How to Avoid: Make it a habit to keep screenshots of your transactions as proof that they were completed, to combat a scammer’s chargeback attempts, especially when contacting customer support about cases like this.

6. Wrong Transfer Scams

Sometimes, after a P2P transaction is completed, a scammer may pull off an attempt to void the transaction. This may involve calling his bank to cancel the transaction, claiming that the fund transfer is wrong or that his account was stolen. Once a seller loses his money this way, the scammer then scares the seller into not reporting the cancellation to the police, by saying that cryptocurrency is “illegal” or through some other claim.

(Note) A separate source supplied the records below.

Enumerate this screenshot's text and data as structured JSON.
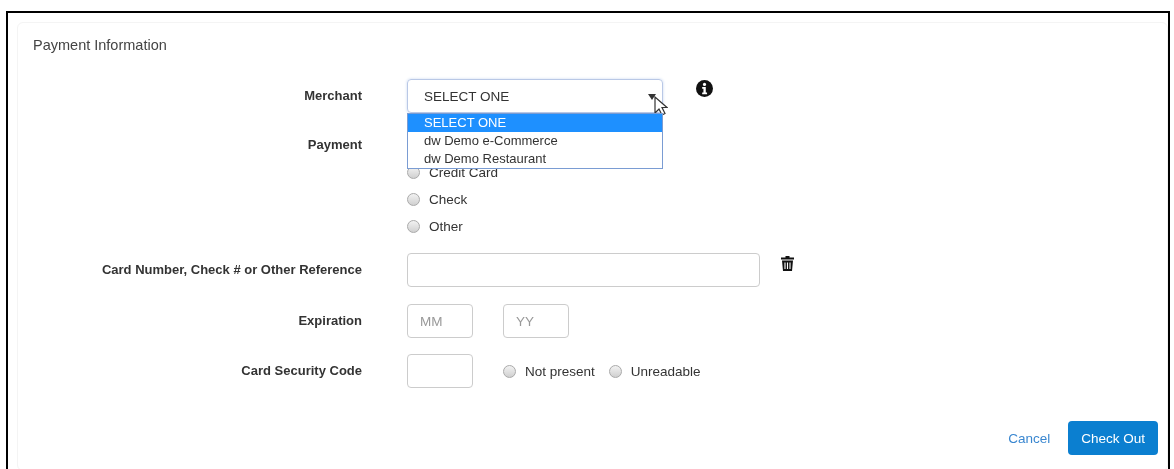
{
  "section": {
    "title": "Payment Information"
  },
  "merchant": {
    "label": "Merchant",
    "value": "SELECT ONE",
    "expanded": true,
    "options": [
      {
        "label": "SELECT ONE",
        "selected": true
      },
      {
        "label": "dw Demo e-Commerce",
        "selected": false
      },
      {
        "label": "dw Demo Restaurant",
        "selected": false
      }
    ]
  },
  "payment": {
    "label": "Payment",
    "options": [
      {
        "label": "Credit Card",
        "selected": false
      },
      {
        "label": "Check",
        "selected": false
      },
      {
        "label": "Other",
        "selected": false
      }
    ]
  },
  "reference": {
    "label": "Card Number, Check # or Other Reference"
  },
  "expiration": {
    "label": "Expiration",
    "month": {
      "placeholder": "MM"
    },
    "year": {
      "placeholder": "YY"
    }
  },
  "security": {
    "label": "Card Security Code",
    "options": [
      {
        "label": "Not present",
        "selected": false
      },
      {
        "label": "Unreadable",
        "selected": false
      }
    ]
  },
  "buttons": [
    {
      "label": "Cancel",
      "kind": "link"
    },
    {
      "label": "Check Out",
      "kind": "primary"
    }
  ]
}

How to Combat: This is where your transaction screenshots can come into play as evidence that the scammer is acting in bad faith. Do not be intimidated into these scare tactics; calmly gather evidence, such as screenshots of your correspondence with the scammer and other helpful details. Binance P2P is here to help you settle cases like this.

Conclusion

Regardless of which scam may be attempted against you in P2P trades, it’s important for users to know these three things:

1. Always make sure that you have already received the same amount of money as stated in Binance P2P total order, no more and no less, before releasing your crypto.

2. Make sure that the account details provided on Binance matches the actual bank account you are using to avoid MiTM issues.

3. When it comes to transfer notes on Binance P2P, always use the order number related to the exact transaction.

It pays to know every possible scenario in which your P2P transactions can go wrong so that you can develop the habit of correctly verifying and executing every deal you make. For more information about Binance P2P, read these articles: